Peabody Energy is in the process of applying for a federal hydropower license, leading to the possible construction of a new water storage reservoir in the Trout and Middle creek drainages about 15 miles southwest of Steamboat Springs.
According to an engineering consultant working for Peabody, the company is preparing to file with the Federal Energy Regulatory Commission a pre-application document along with a notice of intent, which in turn would trigger the process leading to issuance of the hydropower license.
Peabody owns Twentymile Mine and has begun construction on the new Sage Creek Mine, which would replace Twentymile. Trout Creek is a tributary of the Yampa River, which flows out of the northern edge of the Flat Tops mountain range.

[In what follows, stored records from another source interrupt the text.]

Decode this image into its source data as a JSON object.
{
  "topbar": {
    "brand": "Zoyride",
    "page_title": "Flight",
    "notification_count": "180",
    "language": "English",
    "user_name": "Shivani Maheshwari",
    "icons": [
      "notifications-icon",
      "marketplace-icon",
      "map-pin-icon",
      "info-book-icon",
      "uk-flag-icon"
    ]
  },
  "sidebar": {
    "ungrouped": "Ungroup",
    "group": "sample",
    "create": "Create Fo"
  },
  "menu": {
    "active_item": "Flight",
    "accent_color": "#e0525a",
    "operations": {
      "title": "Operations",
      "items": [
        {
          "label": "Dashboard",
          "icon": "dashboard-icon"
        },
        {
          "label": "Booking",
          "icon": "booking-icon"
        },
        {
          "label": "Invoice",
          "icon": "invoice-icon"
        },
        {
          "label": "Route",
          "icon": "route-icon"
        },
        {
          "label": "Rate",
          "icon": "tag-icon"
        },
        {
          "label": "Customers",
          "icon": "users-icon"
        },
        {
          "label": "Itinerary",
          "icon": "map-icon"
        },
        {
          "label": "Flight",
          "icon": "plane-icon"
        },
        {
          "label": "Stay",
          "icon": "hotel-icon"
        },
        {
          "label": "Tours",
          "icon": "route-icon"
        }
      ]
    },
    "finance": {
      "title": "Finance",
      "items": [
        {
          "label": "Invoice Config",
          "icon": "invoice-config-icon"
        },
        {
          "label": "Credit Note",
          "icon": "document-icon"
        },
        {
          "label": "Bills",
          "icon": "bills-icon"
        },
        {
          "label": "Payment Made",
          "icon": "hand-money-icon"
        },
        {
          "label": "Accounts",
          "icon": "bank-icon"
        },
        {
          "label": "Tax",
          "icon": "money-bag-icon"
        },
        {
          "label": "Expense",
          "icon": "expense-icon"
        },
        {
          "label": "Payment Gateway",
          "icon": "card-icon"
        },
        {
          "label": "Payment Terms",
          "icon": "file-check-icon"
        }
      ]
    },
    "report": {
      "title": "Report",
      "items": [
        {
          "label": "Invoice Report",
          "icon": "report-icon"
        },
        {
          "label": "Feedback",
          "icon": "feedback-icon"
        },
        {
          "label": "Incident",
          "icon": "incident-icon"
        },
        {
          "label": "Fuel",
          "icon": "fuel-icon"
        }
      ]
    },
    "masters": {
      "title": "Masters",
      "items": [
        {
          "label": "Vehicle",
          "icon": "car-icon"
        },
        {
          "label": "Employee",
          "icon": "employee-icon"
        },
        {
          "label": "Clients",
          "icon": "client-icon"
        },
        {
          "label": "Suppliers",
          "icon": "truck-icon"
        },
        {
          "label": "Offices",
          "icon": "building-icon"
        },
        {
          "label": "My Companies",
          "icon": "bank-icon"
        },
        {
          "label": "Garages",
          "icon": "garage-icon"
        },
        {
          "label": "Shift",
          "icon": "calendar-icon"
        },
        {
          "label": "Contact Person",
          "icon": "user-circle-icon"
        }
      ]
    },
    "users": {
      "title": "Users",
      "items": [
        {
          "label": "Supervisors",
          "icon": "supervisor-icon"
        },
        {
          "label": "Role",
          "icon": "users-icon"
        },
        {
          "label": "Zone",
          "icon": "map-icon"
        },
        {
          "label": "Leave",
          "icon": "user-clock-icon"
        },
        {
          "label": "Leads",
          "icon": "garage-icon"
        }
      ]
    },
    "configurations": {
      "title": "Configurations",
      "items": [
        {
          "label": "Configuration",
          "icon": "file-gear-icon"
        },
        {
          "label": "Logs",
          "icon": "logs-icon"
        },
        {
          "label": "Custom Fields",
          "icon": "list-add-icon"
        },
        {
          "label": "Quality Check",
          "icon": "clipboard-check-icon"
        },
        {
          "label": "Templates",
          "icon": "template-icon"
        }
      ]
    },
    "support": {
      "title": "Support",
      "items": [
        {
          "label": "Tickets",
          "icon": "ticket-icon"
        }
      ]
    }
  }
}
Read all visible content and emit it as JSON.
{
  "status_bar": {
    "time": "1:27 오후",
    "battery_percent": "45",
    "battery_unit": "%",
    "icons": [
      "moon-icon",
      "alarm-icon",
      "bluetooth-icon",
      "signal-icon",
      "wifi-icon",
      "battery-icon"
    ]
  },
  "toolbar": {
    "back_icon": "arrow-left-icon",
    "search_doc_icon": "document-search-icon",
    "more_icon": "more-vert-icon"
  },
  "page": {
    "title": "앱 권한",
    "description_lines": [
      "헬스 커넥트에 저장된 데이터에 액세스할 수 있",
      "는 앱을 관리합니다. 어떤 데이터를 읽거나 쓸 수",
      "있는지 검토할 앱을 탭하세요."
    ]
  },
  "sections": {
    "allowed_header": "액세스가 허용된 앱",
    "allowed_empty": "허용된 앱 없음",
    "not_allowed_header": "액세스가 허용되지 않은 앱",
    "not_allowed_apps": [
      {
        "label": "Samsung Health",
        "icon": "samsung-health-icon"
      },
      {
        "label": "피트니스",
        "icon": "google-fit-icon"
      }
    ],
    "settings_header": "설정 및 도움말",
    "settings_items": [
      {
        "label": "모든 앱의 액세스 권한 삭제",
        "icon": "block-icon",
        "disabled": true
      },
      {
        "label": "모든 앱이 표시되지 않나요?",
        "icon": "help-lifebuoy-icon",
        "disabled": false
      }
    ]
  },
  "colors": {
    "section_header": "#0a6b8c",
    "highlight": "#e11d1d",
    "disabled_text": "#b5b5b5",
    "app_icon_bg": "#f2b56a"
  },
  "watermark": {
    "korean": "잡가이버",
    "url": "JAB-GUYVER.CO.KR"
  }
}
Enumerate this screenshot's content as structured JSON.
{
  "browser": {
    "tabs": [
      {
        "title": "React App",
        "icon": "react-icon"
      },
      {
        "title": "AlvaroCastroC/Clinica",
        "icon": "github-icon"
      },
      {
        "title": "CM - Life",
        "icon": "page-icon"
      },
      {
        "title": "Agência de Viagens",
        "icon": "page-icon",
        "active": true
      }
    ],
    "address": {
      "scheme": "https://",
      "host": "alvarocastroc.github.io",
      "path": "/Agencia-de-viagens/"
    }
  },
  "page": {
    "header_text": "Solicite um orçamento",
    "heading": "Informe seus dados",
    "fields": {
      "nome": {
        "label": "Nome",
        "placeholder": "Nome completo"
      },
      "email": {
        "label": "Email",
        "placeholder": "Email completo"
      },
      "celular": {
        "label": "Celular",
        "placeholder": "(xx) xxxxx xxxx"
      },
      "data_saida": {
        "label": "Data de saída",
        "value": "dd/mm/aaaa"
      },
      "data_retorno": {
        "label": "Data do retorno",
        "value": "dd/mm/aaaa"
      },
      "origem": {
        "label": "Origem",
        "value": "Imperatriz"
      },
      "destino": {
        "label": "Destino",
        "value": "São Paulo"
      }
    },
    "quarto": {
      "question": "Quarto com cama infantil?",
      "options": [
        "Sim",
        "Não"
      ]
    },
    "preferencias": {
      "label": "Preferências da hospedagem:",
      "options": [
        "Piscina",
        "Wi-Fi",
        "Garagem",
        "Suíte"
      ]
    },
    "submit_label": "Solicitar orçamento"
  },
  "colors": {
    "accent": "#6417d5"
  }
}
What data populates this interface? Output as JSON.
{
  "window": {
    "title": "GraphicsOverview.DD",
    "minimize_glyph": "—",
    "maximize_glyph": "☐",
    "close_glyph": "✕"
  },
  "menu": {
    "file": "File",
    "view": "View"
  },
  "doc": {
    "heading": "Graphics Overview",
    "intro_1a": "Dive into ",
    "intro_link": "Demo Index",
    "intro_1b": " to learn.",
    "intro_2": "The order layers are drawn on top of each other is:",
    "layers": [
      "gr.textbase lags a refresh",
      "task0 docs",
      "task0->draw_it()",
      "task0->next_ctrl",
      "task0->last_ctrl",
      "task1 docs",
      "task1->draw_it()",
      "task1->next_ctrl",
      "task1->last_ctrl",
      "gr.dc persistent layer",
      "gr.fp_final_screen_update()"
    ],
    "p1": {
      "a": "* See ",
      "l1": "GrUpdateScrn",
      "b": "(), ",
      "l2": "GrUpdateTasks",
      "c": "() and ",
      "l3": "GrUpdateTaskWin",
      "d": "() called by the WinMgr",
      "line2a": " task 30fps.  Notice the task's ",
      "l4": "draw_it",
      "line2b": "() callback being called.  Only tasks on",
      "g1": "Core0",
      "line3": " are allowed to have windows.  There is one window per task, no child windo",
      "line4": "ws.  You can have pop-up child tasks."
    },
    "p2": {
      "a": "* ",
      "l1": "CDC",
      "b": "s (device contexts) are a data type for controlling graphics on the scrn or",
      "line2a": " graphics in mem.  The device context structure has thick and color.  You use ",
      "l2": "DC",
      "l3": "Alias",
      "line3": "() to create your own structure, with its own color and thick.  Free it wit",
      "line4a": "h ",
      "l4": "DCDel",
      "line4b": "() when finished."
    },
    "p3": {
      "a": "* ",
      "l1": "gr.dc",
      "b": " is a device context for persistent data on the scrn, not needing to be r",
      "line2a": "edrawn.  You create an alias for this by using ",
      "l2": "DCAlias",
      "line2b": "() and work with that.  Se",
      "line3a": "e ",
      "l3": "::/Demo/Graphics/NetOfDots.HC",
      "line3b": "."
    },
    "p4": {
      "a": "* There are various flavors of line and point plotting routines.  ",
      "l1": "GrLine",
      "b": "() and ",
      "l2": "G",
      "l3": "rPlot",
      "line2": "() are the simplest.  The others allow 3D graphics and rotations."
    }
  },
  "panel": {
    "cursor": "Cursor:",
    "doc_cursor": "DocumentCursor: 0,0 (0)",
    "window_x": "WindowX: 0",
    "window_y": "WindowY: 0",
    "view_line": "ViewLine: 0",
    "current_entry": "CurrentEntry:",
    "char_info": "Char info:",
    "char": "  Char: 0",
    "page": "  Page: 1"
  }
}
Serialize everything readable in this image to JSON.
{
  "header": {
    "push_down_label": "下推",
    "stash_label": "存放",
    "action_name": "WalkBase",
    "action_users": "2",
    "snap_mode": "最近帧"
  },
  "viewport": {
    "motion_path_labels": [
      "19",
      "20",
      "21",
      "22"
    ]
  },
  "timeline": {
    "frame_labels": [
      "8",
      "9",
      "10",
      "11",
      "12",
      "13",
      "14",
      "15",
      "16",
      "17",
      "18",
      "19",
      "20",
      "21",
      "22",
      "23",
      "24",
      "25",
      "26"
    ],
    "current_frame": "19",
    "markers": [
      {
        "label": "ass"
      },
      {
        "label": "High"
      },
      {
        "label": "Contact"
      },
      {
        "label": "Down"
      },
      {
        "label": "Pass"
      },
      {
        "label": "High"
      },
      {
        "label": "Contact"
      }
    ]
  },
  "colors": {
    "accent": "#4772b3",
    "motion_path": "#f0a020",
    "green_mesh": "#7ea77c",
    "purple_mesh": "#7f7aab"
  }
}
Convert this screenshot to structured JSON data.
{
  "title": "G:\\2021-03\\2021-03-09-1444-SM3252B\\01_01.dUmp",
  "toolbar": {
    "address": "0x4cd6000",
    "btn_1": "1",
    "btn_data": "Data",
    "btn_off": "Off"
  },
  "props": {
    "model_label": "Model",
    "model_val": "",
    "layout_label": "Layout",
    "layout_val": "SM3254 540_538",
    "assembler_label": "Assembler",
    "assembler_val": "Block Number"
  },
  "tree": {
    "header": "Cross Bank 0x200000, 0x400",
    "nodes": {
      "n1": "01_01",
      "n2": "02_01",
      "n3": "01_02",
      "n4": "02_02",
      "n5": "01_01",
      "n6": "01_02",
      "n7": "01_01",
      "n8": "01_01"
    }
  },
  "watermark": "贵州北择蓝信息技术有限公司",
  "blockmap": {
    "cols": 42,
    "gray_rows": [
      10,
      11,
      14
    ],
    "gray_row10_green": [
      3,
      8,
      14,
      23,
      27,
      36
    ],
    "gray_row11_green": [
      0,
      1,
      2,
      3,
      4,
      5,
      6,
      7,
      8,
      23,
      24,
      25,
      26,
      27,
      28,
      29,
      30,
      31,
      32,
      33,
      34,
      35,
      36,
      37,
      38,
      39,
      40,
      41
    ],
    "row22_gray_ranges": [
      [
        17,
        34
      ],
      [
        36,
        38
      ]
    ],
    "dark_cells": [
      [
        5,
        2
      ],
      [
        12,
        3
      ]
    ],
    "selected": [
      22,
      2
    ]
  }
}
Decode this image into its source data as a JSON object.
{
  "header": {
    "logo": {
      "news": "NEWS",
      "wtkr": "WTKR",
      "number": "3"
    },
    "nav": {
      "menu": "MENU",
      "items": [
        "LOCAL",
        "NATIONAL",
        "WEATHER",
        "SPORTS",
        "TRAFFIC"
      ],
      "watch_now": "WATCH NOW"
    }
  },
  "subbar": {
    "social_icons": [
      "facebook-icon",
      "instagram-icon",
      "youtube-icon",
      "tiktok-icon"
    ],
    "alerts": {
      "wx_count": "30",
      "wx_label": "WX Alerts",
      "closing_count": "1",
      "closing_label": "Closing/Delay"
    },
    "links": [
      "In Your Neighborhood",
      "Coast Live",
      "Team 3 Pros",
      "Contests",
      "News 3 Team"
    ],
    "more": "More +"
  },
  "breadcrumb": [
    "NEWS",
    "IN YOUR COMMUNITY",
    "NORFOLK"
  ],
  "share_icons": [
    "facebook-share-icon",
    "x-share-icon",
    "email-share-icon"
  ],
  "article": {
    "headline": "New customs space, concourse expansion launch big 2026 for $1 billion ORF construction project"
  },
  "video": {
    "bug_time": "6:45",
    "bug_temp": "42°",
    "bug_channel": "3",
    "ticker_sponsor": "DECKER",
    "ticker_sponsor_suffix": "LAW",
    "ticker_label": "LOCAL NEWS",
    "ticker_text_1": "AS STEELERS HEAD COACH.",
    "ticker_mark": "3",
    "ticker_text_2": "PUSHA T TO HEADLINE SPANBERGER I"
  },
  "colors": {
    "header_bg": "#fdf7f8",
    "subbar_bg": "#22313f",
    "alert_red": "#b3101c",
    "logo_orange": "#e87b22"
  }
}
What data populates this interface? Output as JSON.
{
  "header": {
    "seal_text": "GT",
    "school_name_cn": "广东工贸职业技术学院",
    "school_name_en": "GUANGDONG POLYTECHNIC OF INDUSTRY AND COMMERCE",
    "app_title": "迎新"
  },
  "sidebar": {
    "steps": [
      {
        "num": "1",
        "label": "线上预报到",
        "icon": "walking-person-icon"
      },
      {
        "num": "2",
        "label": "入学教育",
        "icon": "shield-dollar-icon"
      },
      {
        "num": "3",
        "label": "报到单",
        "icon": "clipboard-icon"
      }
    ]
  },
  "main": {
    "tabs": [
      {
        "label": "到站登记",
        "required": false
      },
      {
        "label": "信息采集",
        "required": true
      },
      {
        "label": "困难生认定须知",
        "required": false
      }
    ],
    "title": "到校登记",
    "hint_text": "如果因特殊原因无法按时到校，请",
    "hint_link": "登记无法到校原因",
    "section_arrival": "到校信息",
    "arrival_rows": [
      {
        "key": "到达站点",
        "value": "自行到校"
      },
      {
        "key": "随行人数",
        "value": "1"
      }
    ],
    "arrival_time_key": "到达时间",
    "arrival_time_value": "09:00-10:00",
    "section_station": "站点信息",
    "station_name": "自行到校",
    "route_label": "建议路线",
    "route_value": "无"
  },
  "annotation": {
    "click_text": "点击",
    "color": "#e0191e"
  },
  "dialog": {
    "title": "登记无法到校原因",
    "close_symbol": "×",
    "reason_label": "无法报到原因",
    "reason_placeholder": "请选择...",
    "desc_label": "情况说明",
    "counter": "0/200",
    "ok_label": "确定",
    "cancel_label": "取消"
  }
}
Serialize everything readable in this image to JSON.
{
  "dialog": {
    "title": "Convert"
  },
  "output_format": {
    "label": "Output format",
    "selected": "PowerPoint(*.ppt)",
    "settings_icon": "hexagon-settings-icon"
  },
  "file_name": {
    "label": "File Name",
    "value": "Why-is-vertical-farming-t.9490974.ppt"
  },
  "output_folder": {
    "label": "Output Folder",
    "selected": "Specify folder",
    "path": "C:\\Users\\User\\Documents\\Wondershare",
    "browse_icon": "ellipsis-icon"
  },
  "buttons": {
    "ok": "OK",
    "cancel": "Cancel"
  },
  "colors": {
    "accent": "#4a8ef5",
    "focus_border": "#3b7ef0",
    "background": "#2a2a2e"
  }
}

Details of the proposed reservoir, which would be built on private land, became available when David Merritt, principal water resources engineer with URS Corp., sent a letter to Steamboat Springs attorney Tom Sharp in his capacity as chairman of the Yampa-White River Basin Roundtable, which is part of Colorado’s Statewide Water Supply Initiative.
Merritt is consulting with Peabody on the Sage Creek project. He supervised construction of Wolford Mountain Reservoir near Kremmling in his previous role with the Colorado River Water Conservation District.
Merritt described the proposed Trout Creek Reservoir as being able to capture almost one-third as much water as Stagecoach Reservoir and cover roughly half the surface area of Stagecoach Reservoir.
“As currently planned, the reservoir would have a surface area of approximately 385 acres and a reservoir volume of approximately 11,720 acre-feet,” Merritt wrote.
Since its recent expansion, Stagecoach can hold about 36,460 acre-feet and has a surface area of more than 780 acres.
“Water stored in the reservoir would be used to generate hydropower expected to average approximately 1 million kilowatt-hours per year. Additionally, the reservoir would support residential development, recreation and fish habitat as well as provide a source of water to support Peabody’s mining operations in Northwest Colorado,” Merritt added.
A Peabody spokesperson was unable to supply additional details late Wednesday afternoon.
Routt County Planning Director Chad Phillips said Wednesday that as an industrial facility supporting the operations of an existing coal mine, the proposed reservoir would need to seek a special-use permit through the county planning process.
Based on maps attached to Merritt’s letter to Sharp, the length of the reservoir would be bonded on the east by Routt County Road 33 and on the south and west by C.R. 179.
To reach Tom Ross, call 970-871-4205 or email tross@SteamboatToday.com
Proposed Peabody Trout Creek Reservoir